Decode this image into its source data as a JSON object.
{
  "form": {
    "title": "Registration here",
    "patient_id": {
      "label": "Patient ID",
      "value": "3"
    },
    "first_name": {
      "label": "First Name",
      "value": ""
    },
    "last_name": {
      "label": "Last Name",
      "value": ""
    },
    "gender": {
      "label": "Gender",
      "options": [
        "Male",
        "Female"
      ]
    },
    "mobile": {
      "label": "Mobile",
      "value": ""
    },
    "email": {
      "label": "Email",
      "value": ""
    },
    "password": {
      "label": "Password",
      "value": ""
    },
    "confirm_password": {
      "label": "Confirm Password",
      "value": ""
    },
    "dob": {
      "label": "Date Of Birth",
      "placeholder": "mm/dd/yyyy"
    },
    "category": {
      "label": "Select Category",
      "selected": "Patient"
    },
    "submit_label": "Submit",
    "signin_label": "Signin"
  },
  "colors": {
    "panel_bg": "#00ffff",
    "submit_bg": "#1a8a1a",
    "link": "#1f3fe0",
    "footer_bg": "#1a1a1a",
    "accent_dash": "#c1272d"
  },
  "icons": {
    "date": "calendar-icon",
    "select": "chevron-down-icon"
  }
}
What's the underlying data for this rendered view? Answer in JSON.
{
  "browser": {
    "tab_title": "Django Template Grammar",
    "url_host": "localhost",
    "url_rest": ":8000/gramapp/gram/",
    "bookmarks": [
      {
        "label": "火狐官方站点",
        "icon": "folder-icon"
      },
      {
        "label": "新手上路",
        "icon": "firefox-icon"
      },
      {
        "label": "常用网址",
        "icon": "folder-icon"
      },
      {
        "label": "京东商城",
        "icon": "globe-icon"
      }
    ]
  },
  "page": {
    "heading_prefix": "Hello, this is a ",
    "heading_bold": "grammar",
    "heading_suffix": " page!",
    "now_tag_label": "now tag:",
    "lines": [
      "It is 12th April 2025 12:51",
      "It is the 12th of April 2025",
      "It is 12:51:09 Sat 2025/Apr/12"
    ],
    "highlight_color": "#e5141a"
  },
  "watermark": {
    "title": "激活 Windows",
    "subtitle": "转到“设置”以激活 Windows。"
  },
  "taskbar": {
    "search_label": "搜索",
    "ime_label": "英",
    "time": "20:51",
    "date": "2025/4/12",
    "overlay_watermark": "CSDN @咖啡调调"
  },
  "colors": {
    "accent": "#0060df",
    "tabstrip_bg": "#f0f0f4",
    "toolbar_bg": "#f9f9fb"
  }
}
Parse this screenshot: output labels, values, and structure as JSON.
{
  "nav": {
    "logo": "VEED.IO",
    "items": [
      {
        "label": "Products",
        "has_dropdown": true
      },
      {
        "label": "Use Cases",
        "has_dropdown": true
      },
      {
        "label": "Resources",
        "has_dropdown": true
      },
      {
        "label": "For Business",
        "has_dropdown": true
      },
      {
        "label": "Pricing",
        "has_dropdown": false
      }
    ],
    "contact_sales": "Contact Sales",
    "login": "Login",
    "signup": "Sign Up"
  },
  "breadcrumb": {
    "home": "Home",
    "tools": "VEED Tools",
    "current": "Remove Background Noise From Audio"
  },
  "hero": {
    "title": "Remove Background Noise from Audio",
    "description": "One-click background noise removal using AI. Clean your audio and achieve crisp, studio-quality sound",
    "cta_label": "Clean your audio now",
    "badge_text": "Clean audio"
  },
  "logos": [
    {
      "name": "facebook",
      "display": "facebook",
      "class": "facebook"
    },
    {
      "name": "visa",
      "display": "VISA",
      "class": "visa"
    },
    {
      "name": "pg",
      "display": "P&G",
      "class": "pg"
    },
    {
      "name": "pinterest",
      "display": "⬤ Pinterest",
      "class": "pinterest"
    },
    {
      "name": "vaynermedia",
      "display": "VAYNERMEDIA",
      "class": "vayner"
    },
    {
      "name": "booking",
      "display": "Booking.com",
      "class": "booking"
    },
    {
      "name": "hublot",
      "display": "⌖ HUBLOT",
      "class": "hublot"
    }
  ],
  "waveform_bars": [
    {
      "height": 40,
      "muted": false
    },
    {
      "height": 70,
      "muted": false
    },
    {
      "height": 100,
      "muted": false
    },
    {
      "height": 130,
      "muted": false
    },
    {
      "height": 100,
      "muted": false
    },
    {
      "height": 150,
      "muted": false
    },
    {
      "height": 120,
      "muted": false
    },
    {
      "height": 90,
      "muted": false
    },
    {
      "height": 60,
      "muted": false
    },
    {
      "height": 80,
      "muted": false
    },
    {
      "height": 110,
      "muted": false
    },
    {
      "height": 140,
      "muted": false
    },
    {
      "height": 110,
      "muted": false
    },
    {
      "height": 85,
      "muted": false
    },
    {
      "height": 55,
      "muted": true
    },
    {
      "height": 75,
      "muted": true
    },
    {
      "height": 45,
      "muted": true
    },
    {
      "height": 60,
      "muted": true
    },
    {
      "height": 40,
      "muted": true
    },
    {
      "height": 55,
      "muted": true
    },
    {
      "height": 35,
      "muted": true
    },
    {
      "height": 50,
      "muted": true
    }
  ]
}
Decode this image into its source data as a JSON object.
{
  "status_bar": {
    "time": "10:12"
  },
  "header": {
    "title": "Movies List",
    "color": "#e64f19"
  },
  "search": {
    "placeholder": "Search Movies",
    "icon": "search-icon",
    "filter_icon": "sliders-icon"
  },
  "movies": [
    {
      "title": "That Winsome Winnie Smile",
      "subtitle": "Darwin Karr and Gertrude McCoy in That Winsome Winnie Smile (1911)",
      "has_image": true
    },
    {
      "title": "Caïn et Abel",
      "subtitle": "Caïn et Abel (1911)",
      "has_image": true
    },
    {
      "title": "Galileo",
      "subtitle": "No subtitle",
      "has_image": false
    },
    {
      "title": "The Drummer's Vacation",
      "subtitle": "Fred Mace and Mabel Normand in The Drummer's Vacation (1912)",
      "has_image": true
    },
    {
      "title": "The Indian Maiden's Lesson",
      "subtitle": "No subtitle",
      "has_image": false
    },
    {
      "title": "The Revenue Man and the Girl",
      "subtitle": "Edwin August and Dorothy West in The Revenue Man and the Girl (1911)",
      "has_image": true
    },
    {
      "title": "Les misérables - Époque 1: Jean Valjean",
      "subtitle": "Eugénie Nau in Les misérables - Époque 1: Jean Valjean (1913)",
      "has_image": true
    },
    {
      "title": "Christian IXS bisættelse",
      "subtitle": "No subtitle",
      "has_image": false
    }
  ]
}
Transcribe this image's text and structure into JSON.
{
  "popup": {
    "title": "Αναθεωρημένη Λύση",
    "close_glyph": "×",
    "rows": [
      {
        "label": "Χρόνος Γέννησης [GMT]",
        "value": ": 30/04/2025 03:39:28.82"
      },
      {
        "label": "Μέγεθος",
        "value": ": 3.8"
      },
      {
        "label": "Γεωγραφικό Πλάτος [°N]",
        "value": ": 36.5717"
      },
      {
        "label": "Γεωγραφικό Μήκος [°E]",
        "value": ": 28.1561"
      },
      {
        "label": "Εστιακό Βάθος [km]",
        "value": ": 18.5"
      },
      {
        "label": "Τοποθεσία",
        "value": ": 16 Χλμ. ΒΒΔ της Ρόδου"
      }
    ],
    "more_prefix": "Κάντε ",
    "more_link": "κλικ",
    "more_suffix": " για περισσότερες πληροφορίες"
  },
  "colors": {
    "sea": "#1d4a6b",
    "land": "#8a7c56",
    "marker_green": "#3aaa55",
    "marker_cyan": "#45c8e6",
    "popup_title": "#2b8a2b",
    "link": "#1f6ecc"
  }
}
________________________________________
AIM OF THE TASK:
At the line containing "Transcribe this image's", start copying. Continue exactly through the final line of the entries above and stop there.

REPLY:
Transcribe this image's text and structure into JSON.
{
  "popup": {
    "title": "Αναθεωρημένη Λύση",
    "close_glyph": "×",
    "rows": [
      {
        "label": "Χρόνος Γέννησης [GMT]",
        "value": ": 30/04/2025 03:39:28.82"
      },
      {
        "label": "Μέγεθος",
        "value": ": 3.8"
      },
      {
        "label": "Γεωγραφικό Πλάτος [°N]",
        "value": ": 36.5717"
      },
      {
        "label": "Γεωγραφικό Μήκος [°E]",
        "value": ": 28.1561"
      },
      {
        "label": "Εστιακό Βάθος [km]",
        "value": ": 18.5"
      },
      {
        "label": "Τοποθεσία",
        "value": ": 16 Χλμ. ΒΒΔ της Ρόδου"
      }
    ],
    "more_prefix": "Κάντε ",
    "more_link": "κλικ",
    "more_suffix": " για περισσότερες πληροφορίες"
  },
  "colors": {
    "sea": "#1d4a6b",
    "land": "#8a7c56",
    "marker_green": "#3aaa55",
    "marker_cyan": "#45c8e6",
    "popup_title": "#2b8a2b",
    "link": "#1f6ecc"
  }
}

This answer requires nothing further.